Data extracted from a collection
>>>>>
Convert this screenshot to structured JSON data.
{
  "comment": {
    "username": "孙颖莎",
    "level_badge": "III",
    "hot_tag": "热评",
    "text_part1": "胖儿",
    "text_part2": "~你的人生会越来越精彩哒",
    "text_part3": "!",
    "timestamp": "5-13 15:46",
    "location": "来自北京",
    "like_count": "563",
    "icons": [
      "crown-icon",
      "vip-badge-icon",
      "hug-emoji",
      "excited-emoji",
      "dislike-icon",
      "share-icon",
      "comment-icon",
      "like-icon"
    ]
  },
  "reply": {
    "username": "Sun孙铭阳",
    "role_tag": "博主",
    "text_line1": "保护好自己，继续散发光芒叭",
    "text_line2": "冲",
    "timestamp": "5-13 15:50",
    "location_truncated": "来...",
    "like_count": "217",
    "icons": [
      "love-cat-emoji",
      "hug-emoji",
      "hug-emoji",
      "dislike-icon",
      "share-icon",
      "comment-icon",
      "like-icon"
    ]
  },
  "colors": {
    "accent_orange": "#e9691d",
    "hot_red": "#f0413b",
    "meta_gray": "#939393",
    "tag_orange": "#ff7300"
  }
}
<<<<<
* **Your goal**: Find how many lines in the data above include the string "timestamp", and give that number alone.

* **Answer to the exercise**: 2